If you choose to follow a traditional path, you will be well-represented in the application pool and you are logically following steps that will give you a good chance to succeed in Medicine studies. This was the path that I elected to take myself as a pursued a degree in Biology because I thought that taking a degree that was similar to what I needed to master in Medical School would be a good way to prepare myself for all the sciences that I would encounter at the next level. It stands to reason that you are also meeting many more professors with a scientific background so you have a better chance to get into valuable research studies that can catapult you to a higher probability of success if you get into Medical School.
When you pursue a degree in a scientific discipline, not only do you have to complete the same core sciences that all Pre-Meds have to take in order to quality for a Medical School, but you will also have to take additional credits to broaden your understanding of your field. At my University, a degree in Biology also required courses in Biochemistry, Microbiology, and options in other humanities with a scientific perspective, like the "Physiological Approach to Psychology." Along this avenue, an applicant will have a broad understanding of many disciplines in Science and that will be able to help them digest the material in Medicine much quicker compared to someone without a basic understanding of these topics.

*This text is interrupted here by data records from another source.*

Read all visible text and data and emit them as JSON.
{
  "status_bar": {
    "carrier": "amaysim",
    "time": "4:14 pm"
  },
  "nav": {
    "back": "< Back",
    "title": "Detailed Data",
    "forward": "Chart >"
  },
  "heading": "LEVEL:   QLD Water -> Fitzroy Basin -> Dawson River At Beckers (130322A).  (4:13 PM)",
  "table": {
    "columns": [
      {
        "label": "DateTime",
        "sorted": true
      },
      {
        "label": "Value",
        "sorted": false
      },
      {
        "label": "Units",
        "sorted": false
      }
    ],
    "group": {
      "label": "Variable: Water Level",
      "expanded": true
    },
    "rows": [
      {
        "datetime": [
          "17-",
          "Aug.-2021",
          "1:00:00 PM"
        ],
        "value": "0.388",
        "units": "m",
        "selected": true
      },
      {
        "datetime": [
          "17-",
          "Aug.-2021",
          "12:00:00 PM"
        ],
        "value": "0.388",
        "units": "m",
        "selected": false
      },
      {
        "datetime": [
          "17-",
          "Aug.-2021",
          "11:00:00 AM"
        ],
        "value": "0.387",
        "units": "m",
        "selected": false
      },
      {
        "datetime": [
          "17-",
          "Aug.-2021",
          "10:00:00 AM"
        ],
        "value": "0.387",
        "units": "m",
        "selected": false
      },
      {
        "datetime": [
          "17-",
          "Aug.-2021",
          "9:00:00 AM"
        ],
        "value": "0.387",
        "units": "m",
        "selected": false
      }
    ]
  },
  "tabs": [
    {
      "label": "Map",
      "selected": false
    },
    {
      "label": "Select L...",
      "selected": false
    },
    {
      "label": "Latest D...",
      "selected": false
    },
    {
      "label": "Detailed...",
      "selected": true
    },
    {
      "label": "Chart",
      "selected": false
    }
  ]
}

I chose to also pursue a degree in Biology because I reasoned that should I not be accepted into a Medical School, I would still have a number of possibilities to fall back to in the Scientific Realm. I would be able to get a Master's Degree and potentially start my own research, teach, or get a job much easier than someone who chose a path in Literature or Sociology. With the number of unemployed college graduates creeping higher and higher every year, it was a logical choice to ensure I have some type of income after my studies.